Work to be completed> Nothing but a number belongs in the answer: how many lines of the records below contain the string "help".

Information given>
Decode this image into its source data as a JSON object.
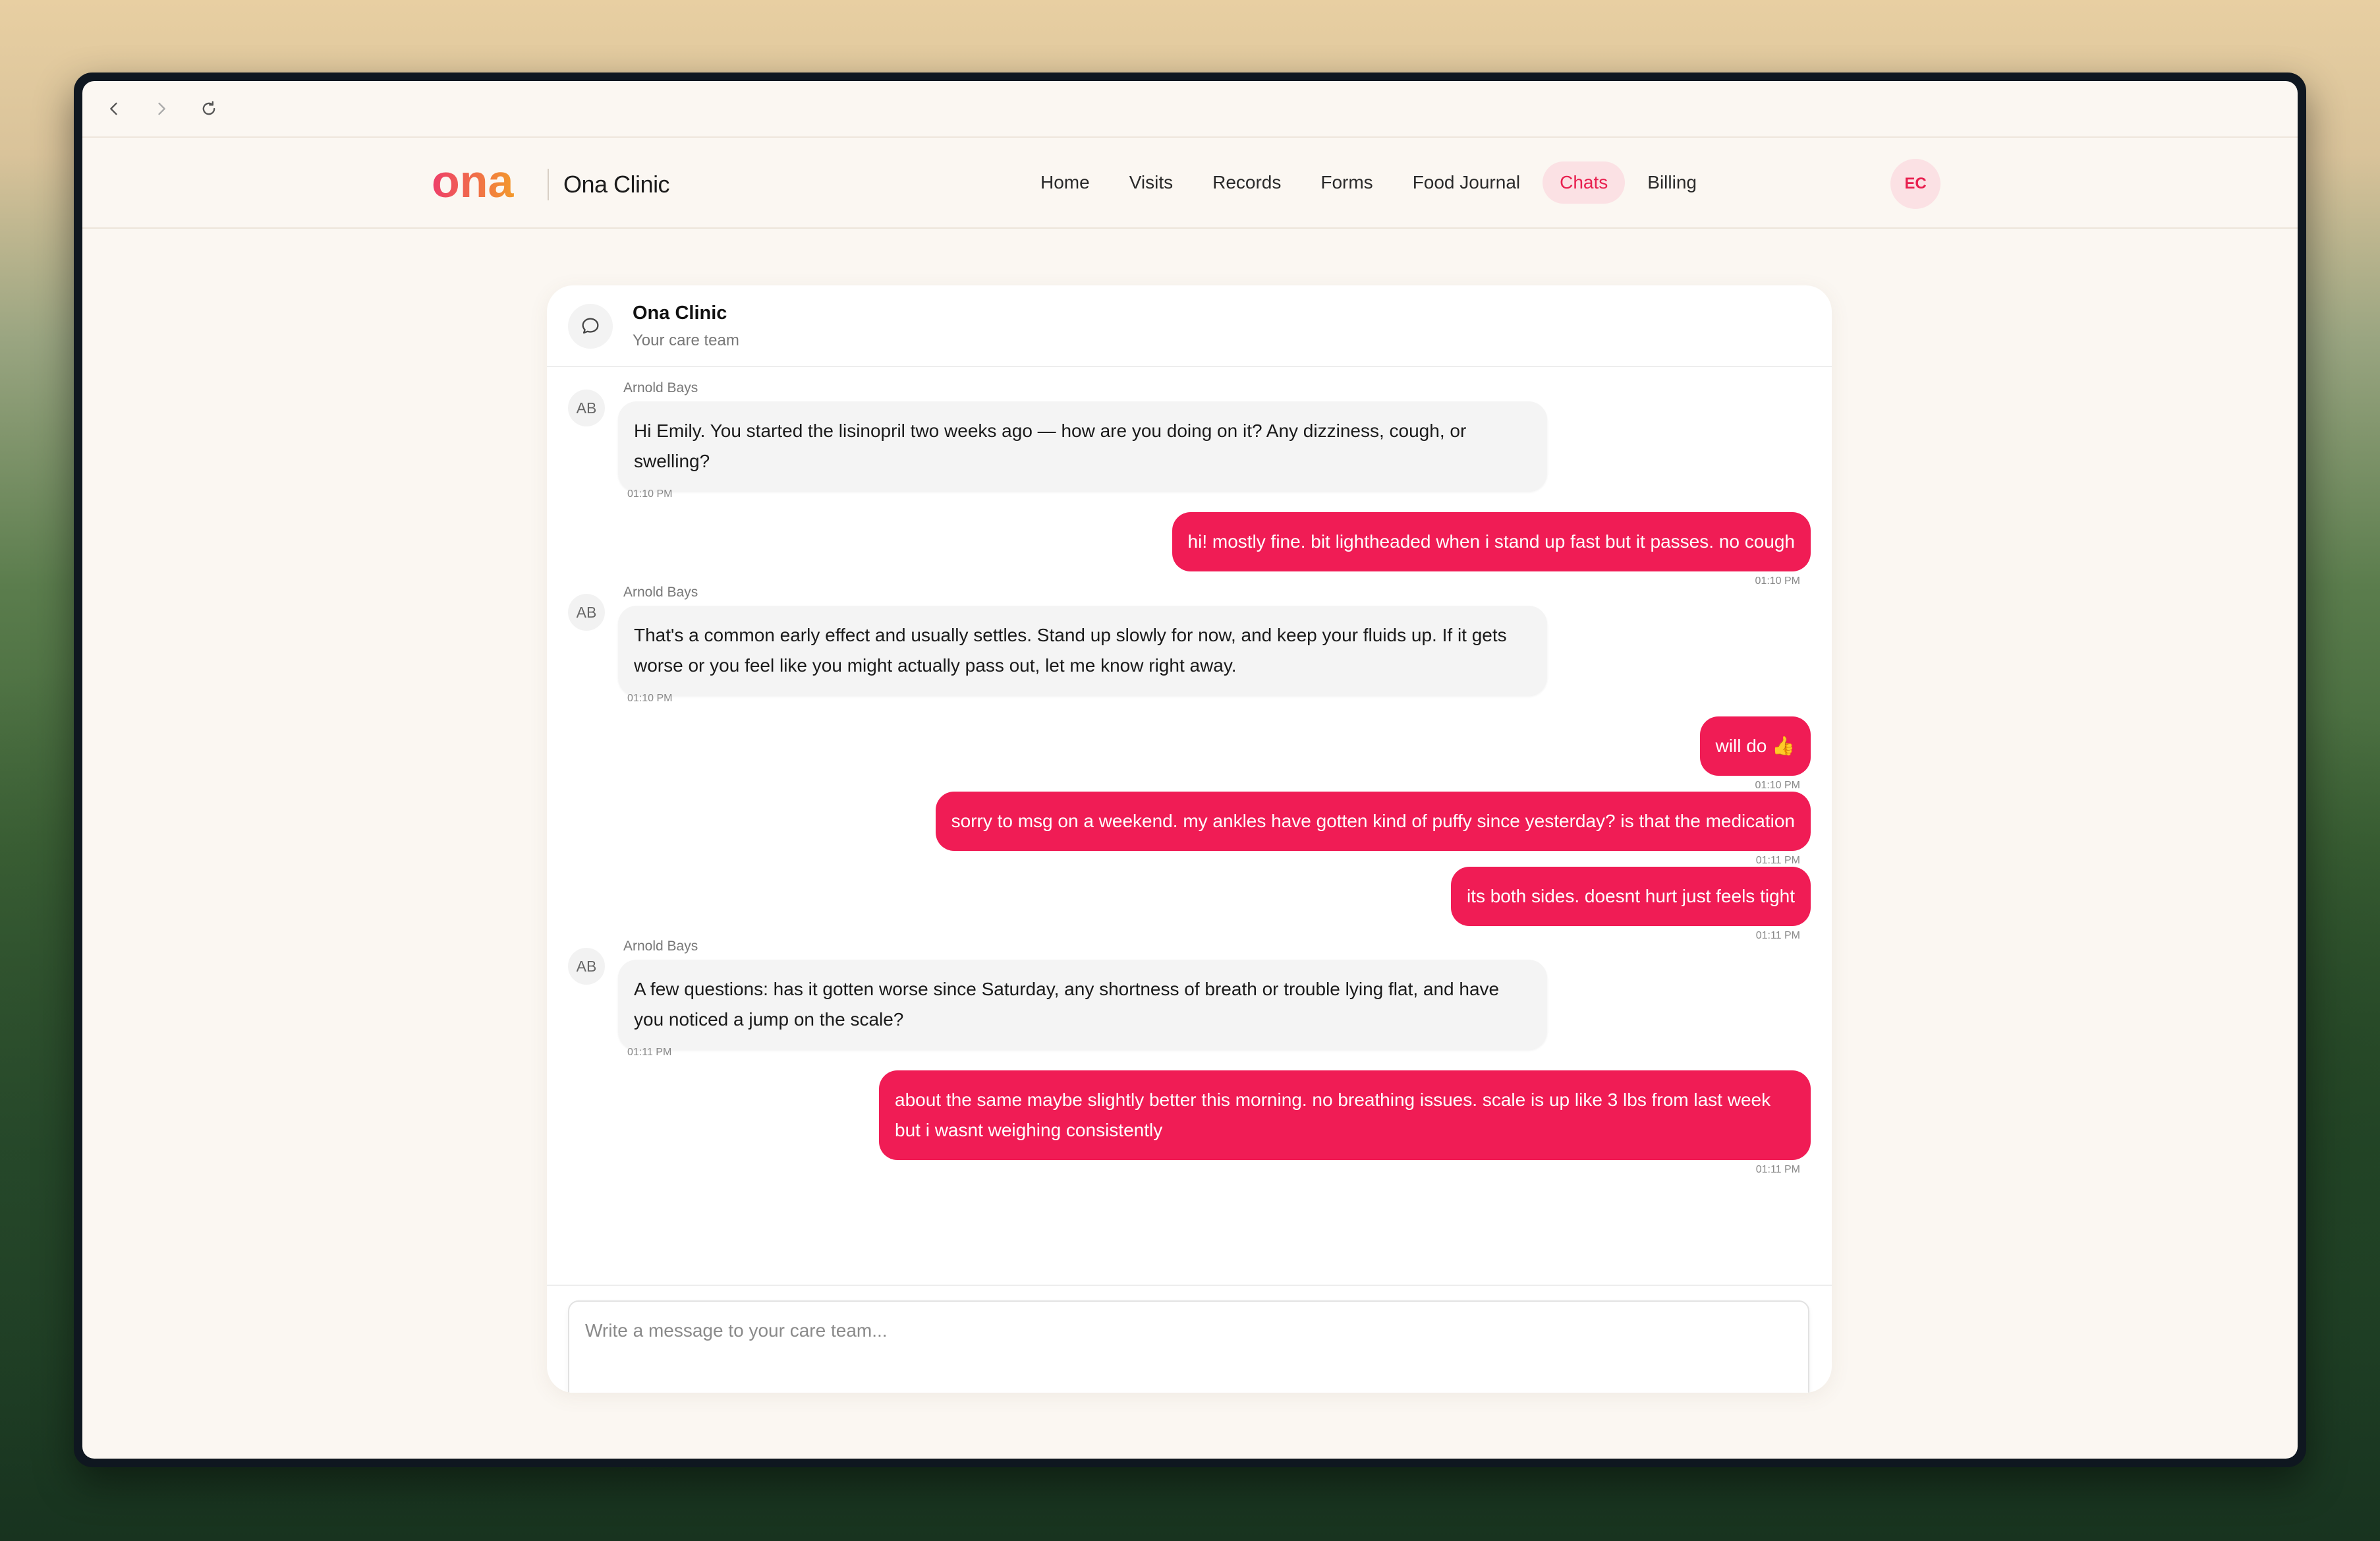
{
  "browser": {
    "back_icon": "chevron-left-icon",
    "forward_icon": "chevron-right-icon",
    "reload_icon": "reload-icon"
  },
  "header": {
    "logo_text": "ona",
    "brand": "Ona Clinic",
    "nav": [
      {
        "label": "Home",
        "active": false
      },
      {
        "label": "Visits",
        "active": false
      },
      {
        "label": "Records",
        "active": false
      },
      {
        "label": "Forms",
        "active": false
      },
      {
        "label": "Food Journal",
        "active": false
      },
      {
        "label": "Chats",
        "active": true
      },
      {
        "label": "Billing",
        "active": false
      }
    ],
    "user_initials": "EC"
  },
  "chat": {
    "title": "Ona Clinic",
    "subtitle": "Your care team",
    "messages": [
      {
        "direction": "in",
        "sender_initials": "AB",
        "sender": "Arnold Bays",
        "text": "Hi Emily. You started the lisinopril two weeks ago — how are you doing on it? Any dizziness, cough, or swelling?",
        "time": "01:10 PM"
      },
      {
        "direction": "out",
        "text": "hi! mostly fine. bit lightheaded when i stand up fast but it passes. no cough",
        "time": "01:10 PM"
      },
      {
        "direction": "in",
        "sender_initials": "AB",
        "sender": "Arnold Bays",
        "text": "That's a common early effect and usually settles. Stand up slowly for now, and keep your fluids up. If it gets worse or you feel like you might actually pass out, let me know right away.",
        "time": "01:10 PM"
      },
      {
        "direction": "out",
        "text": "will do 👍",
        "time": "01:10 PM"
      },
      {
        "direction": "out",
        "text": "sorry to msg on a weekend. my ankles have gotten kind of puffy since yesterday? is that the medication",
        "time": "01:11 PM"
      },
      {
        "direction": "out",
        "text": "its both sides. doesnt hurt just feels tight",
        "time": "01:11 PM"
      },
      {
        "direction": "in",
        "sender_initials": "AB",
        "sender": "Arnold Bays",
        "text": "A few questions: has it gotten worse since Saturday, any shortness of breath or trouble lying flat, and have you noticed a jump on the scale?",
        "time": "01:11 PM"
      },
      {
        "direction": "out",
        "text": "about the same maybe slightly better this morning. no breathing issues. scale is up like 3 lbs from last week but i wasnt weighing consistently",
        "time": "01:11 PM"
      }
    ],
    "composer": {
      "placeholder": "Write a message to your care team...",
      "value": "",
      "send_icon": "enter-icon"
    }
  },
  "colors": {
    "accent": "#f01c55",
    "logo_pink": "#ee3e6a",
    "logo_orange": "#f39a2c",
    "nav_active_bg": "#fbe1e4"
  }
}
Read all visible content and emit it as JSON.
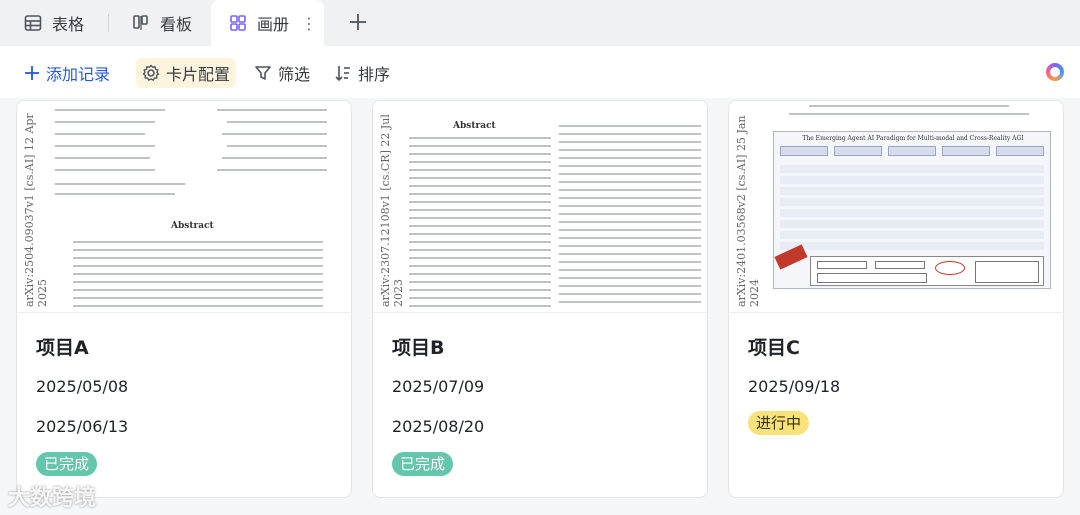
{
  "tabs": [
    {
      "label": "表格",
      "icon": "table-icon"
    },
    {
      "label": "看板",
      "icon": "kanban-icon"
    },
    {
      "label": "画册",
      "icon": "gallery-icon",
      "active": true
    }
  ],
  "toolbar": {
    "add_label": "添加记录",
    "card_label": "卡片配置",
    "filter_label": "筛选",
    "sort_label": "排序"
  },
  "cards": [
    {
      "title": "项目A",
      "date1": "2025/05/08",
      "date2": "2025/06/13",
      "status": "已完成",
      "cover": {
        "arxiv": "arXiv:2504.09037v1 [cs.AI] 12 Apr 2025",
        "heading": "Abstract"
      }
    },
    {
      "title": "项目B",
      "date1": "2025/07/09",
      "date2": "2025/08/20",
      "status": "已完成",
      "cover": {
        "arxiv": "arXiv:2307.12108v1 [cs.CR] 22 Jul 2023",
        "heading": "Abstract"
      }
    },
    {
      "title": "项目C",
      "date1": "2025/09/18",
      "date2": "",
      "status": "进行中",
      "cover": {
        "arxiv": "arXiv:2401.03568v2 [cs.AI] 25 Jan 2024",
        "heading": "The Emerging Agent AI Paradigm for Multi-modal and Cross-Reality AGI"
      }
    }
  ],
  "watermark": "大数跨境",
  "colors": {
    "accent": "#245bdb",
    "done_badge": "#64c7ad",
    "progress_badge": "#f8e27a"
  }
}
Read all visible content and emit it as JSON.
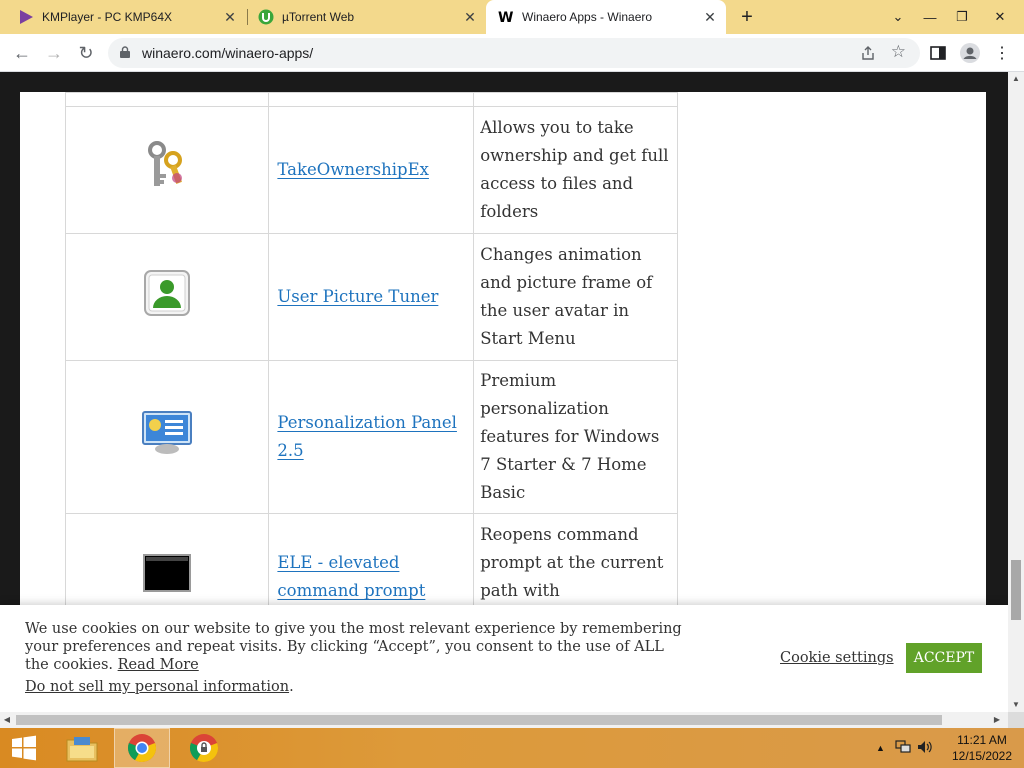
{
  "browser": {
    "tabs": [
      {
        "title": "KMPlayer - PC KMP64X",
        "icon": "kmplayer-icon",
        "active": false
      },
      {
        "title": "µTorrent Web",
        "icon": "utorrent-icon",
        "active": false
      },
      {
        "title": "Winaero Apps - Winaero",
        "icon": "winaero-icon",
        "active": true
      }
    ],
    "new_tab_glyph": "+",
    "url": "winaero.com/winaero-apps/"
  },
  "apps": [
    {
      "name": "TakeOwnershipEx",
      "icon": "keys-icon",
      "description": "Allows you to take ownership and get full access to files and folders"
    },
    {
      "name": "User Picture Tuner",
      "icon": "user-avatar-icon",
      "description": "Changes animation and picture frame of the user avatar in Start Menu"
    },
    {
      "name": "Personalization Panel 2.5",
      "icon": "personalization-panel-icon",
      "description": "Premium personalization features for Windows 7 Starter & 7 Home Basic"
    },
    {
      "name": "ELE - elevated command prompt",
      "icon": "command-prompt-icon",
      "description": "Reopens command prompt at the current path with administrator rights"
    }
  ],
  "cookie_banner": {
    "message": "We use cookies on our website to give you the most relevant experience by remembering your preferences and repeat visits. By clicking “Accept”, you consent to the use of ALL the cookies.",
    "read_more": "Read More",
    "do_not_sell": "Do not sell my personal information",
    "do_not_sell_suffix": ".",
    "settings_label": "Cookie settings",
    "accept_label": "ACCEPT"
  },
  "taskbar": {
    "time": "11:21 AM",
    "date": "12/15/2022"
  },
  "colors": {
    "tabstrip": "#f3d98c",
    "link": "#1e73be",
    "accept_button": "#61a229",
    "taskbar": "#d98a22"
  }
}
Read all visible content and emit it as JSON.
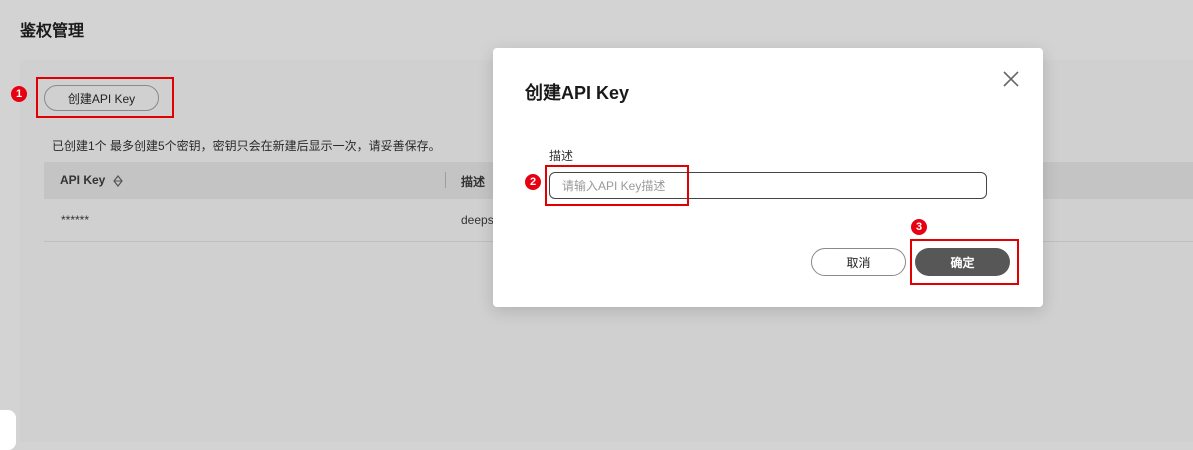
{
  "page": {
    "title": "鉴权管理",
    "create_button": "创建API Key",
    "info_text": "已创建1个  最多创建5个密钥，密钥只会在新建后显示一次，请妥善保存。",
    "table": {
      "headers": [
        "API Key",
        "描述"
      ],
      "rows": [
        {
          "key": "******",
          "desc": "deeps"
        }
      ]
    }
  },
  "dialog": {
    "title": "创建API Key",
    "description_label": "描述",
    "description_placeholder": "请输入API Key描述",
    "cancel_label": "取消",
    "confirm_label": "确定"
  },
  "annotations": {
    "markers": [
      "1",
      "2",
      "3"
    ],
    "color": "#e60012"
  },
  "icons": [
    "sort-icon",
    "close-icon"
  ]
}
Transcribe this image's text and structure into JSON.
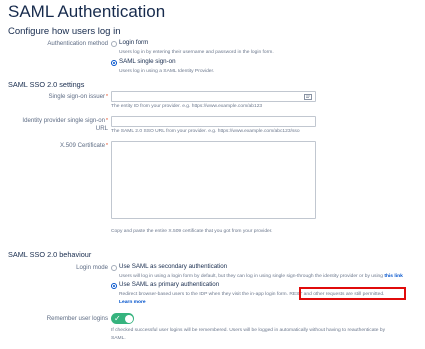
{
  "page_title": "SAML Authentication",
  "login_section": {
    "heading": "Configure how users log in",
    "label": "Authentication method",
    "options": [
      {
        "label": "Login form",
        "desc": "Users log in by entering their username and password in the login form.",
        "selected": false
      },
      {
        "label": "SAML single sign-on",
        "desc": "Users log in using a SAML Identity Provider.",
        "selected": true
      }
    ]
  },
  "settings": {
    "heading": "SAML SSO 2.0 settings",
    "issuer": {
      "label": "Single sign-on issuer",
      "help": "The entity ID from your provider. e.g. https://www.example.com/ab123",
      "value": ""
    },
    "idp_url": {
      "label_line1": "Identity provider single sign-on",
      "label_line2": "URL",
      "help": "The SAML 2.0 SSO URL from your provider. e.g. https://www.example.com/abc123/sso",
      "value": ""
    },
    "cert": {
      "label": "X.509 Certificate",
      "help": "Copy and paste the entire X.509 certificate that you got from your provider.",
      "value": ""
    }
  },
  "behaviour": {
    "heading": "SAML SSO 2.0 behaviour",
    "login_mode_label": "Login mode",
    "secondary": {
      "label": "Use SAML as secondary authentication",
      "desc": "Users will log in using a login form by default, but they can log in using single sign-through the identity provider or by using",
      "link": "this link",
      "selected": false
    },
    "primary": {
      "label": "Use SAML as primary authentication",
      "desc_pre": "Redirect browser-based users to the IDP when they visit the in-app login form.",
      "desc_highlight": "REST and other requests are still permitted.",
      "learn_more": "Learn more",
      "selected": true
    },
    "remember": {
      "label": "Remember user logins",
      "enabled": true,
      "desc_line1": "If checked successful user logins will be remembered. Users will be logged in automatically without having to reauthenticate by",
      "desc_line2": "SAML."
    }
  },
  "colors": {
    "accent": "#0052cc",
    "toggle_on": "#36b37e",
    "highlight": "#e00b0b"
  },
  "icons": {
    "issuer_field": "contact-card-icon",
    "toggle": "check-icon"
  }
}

Result> 3